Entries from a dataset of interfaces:
*****
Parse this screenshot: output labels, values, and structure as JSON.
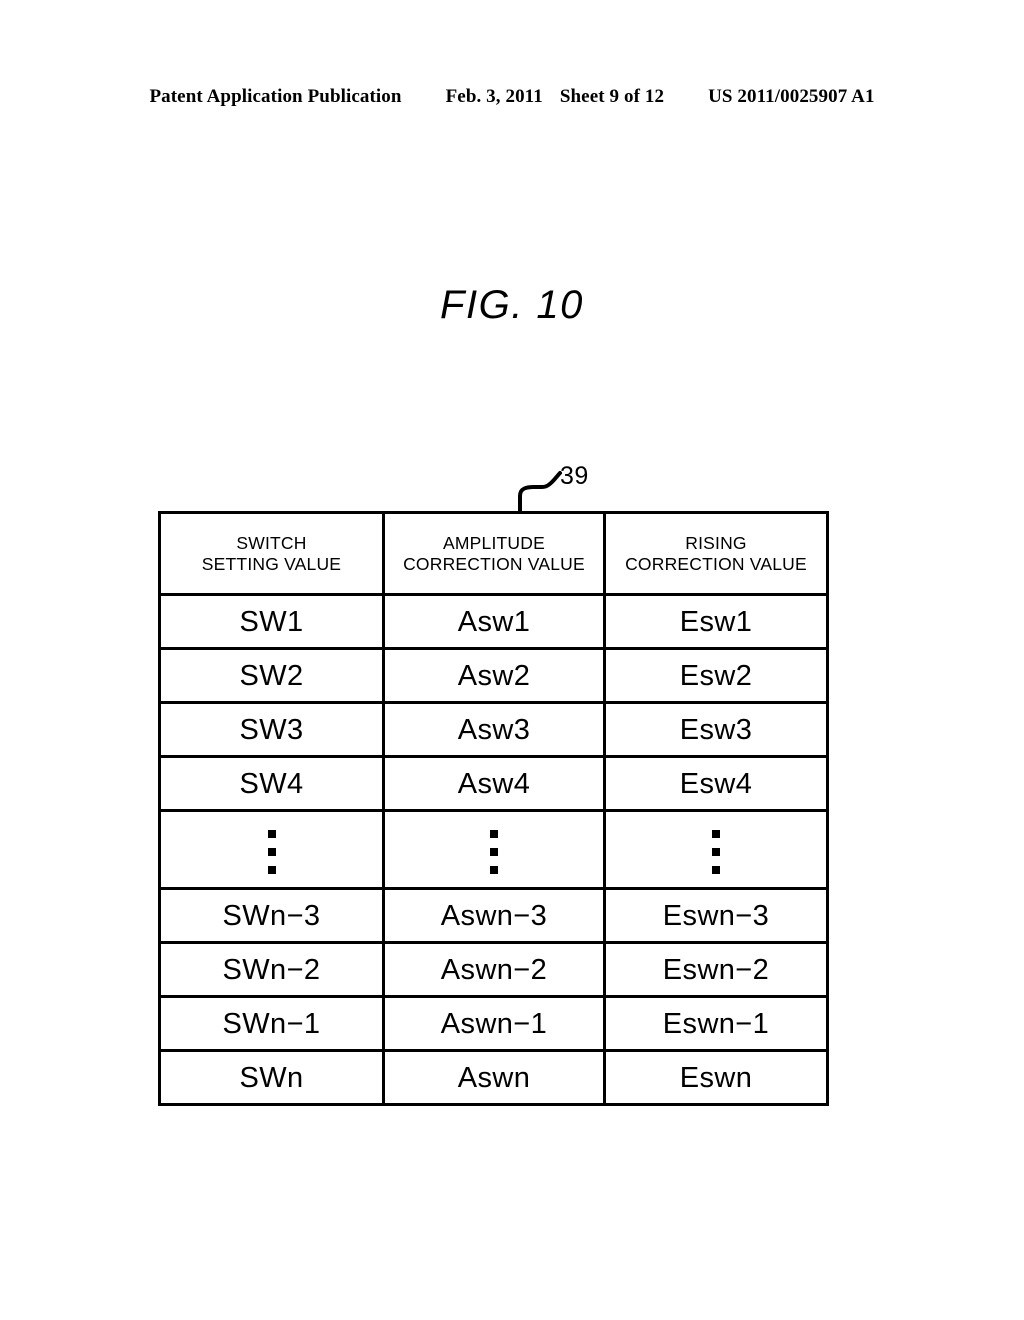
{
  "page_header": {
    "publication": "Patent Application Publication",
    "date": "Feb. 3, 2011",
    "sheet": "Sheet 9 of 12",
    "patent_number": "US 2011/0025907 A1"
  },
  "figure": {
    "title": "FIG. 10",
    "reference_numeral": "39",
    "leader_icon": "curved-leader-line"
  },
  "table": {
    "columns": [
      {
        "line1": "SWITCH",
        "line2": "SETTING VALUE"
      },
      {
        "line1": "AMPLITUDE",
        "line2": "CORRECTION VALUE"
      },
      {
        "line1": "RISING",
        "line2": "CORRECTION VALUE"
      }
    ],
    "rows": [
      {
        "type": "data",
        "switch": "SW1",
        "amplitude": "Asw1",
        "rising": "Esw1"
      },
      {
        "type": "data",
        "switch": "SW2",
        "amplitude": "Asw2",
        "rising": "Esw2"
      },
      {
        "type": "data",
        "switch": "SW3",
        "amplitude": "Asw3",
        "rising": "Esw3"
      },
      {
        "type": "data",
        "switch": "SW4",
        "amplitude": "Asw4",
        "rising": "Esw4"
      },
      {
        "type": "ellipsis",
        "switch": "",
        "amplitude": "",
        "rising": ""
      },
      {
        "type": "data",
        "switch": "SWn−3",
        "amplitude": "Aswn−3",
        "rising": "Eswn−3"
      },
      {
        "type": "data",
        "switch": "SWn−2",
        "amplitude": "Aswn−2",
        "rising": "Eswn−2"
      },
      {
        "type": "data",
        "switch": "SWn−1",
        "amplitude": "Aswn−1",
        "rising": "Eswn−1"
      },
      {
        "type": "data",
        "switch": "SWn",
        "amplitude": "Aswn",
        "rising": "Eswn"
      }
    ]
  },
  "colors": {
    "ink": "#000000",
    "paper": "#ffffff"
  }
}
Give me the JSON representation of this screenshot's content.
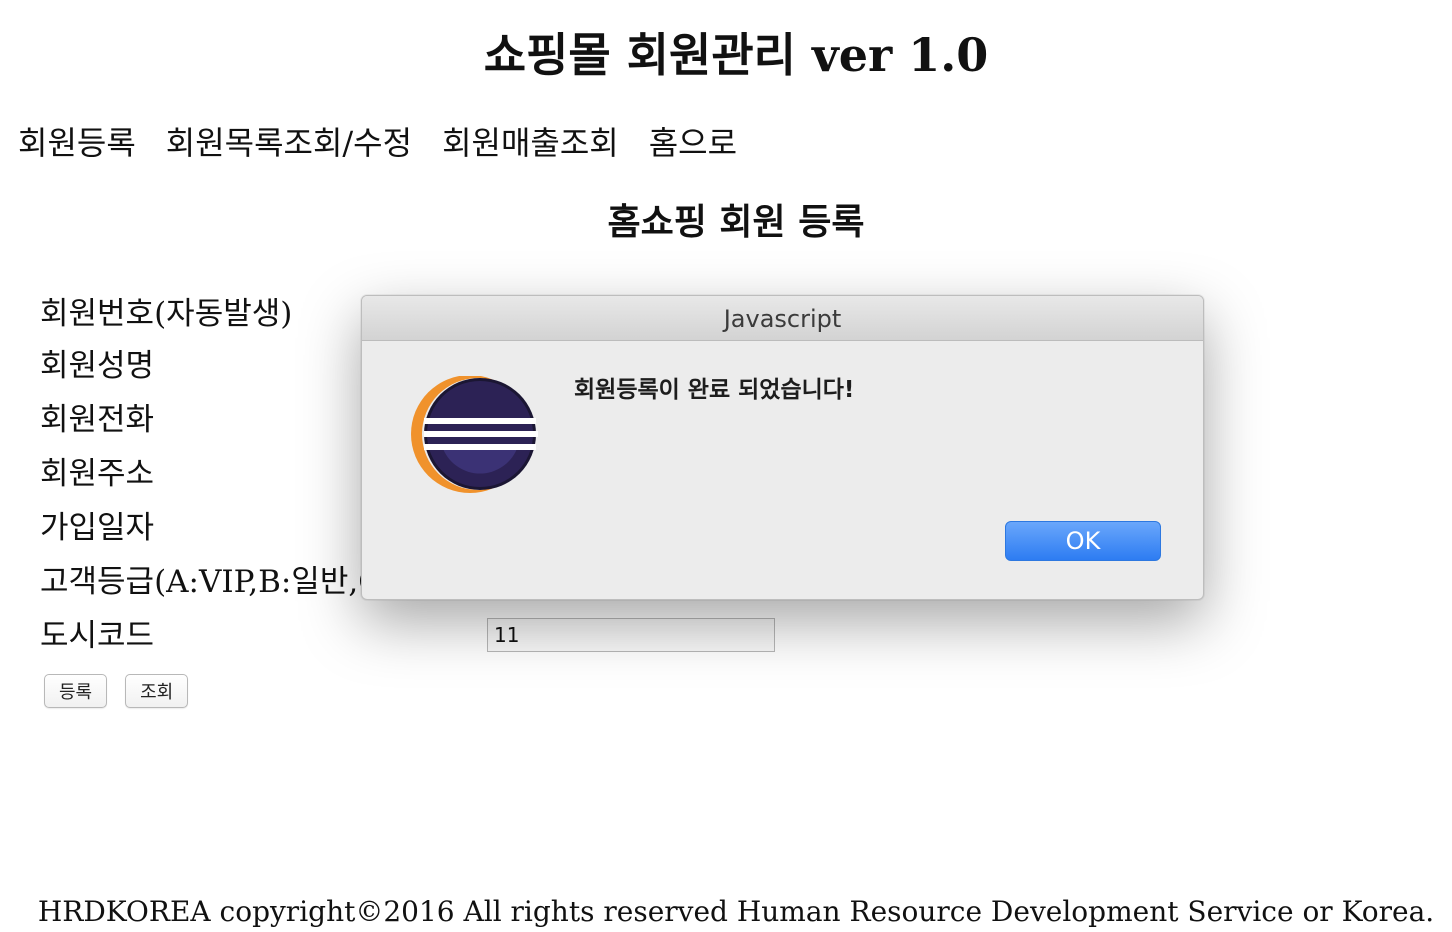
{
  "header": {
    "title": "쇼핑몰 회원관리 ver 1.0"
  },
  "nav": {
    "items": [
      {
        "label": "회원등록"
      },
      {
        "label": "회원목록조회/수정"
      },
      {
        "label": "회원매출조회"
      },
      {
        "label": "홈으로"
      }
    ]
  },
  "main": {
    "title": "홈쇼핑 회원 등록",
    "fields": [
      {
        "label": "회원번호(자동발생)",
        "value": ""
      },
      {
        "label": "회원성명",
        "value": ""
      },
      {
        "label": "회원전화",
        "value": ""
      },
      {
        "label": "회원주소",
        "value": ""
      },
      {
        "label": "가입일자",
        "value": ""
      },
      {
        "label": "고객등급(A:VIP,B:일반,C:직원)",
        "value": ""
      },
      {
        "label": "도시코드",
        "value": "11"
      }
    ],
    "buttons": {
      "register_label": "등록",
      "lookup_label": "조회"
    }
  },
  "footer": {
    "text": "HRDKOREA copyright©2016 All rights reserved Human Resource Development Service or Korea."
  },
  "dialog": {
    "title": "Javascript",
    "message": "회원등록이 완료 되었습니다!",
    "ok_label": "OK",
    "icon": "eclipse-icon",
    "accent_color": "#2d7cf2",
    "icon_colors": {
      "crescent": "#f0922c",
      "sphere": "#2c2255",
      "stripes": "#ffffff"
    }
  }
}
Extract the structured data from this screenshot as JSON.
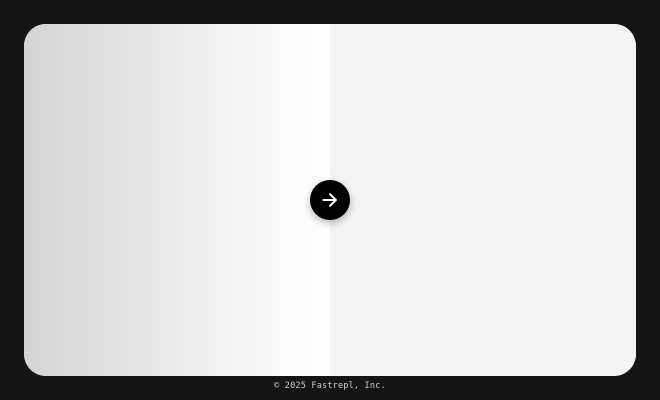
{
  "compare": {
    "next_button_icon": "arrow-right-icon"
  },
  "footer": {
    "copyright": "© 2025 Fastrepl, Inc."
  },
  "colors": {
    "page_background": "#151515",
    "button_background": "#000000",
    "button_icon": "#ffffff"
  }
}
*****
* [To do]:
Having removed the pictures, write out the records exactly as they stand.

* [Expected answer]:
Parse this screenshot: output labels, values, and structure as JSON.
{
  "page_header": {
    "publication": "Patent Application Publication",
    "date": "Feb. 3, 2011",
    "sheet": "Sheet 9 of 12",
    "patent_number": "US 2011/0025907 A1"
  },
  "figure": {
    "title": "FIG. 10",
    "reference_numeral": "39",
    "leader_icon": "curved-leader-line"
  },
  "table": {
    "columns": [
      {
        "line1": "SWITCH",
        "line2": "SETTING VALUE"
      },
      {
        "line1": "AMPLITUDE",
        "line2": "CORRECTION VALUE"
      },
      {
        "line1": "RISING",
        "line2": "CORRECTION VALUE"
      }
    ],
    "rows": [
      {
        "type": "data",
        "switch": "SW1",
        "amplitude": "Asw1",
        "rising": "Esw1"
      },
      {
        "type": "data",
        "switch": "SW2",
        "amplitude": "Asw2",
        "rising": "Esw2"
      },
      {
        "type": "data",
        "switch": "SW3",
        "amplitude": "Asw3",
        "rising": "Esw3"
      },
      {
        "type": "data",
        "switch": "SW4",
        "amplitude": "Asw4",
        "rising": "Esw4"
      },
      {
        "type": "ellipsis",
        "switch": "",
        "amplitude": "",
        "rising": ""
      },
      {
        "type": "data",
        "switch": "SWn−3",
        "amplitude": "Aswn−3",
        "rising": "Eswn−3"
      },
      {
        "type": "data",
        "switch": "SWn−2",
        "amplitude": "Aswn−2",
        "rising": "Eswn−2"
      },
      {
        "type": "data",
        "switch": "SWn−1",
        "amplitude": "Aswn−1",
        "rising": "Eswn−1"
      },
      {
        "type": "data",
        "switch": "SWn",
        "amplitude": "Aswn",
        "rising": "Eswn"
      }
    ]
  },
  "colors": {
    "ink": "#000000",
    "paper": "#ffffff"
  }
}
Give me the JSON representation of this screenshot's content.
{
  "header": {
    "title": "쇼핑몰 회원관리 ver 1.0"
  },
  "nav": {
    "items": [
      {
        "label": "회원등록"
      },
      {
        "label": "회원목록조회/수정"
      },
      {
        "label": "회원매출조회"
      },
      {
        "label": "홈으로"
      }
    ]
  },
  "main": {
    "title": "홈쇼핑 회원 등록",
    "fields": [
      {
        "label": "회원번호(자동발생)",
        "value": ""
      },
      {
        "label": "회원성명",
        "value": ""
      },
      {
        "label": "회원전화",
        "value": ""
      },
      {
        "label": "회원주소",
        "value": ""
      },
      {
        "label": "가입일자",
        "value": ""
      },
      {
        "label": "고객등급(A:VIP,B:일반,C:직원)",
        "value": ""
      },
      {
        "label": "도시코드",
        "value": "11"
      }
    ],
    "buttons": {
      "register_label": "등록",
      "lookup_label": "조회"
    }
  },
  "footer": {
    "text": "HRDKOREA copyright©2016 All rights reserved Human Resource Development Service or Korea."
  },
  "dialog": {
    "title": "Javascript",
    "message": "회원등록이 완료 되었습니다!",
    "ok_label": "OK",
    "icon": "eclipse-icon",
    "accent_color": "#2d7cf2",
    "icon_colors": {
      "crescent": "#f0922c",
      "sphere": "#2c2255",
      "stripes": "#ffffff"
    }
  }
}
Extract the structured data from this screenshot as JSON.
{
  "compare": {
    "next_button_icon": "arrow-right-icon"
  },
  "footer": {
    "copyright": "© 2025 Fastrepl, Inc."
  },
  "colors": {
    "page_background": "#151515",
    "button_background": "#000000",
    "button_icon": "#ffffff"
  }
}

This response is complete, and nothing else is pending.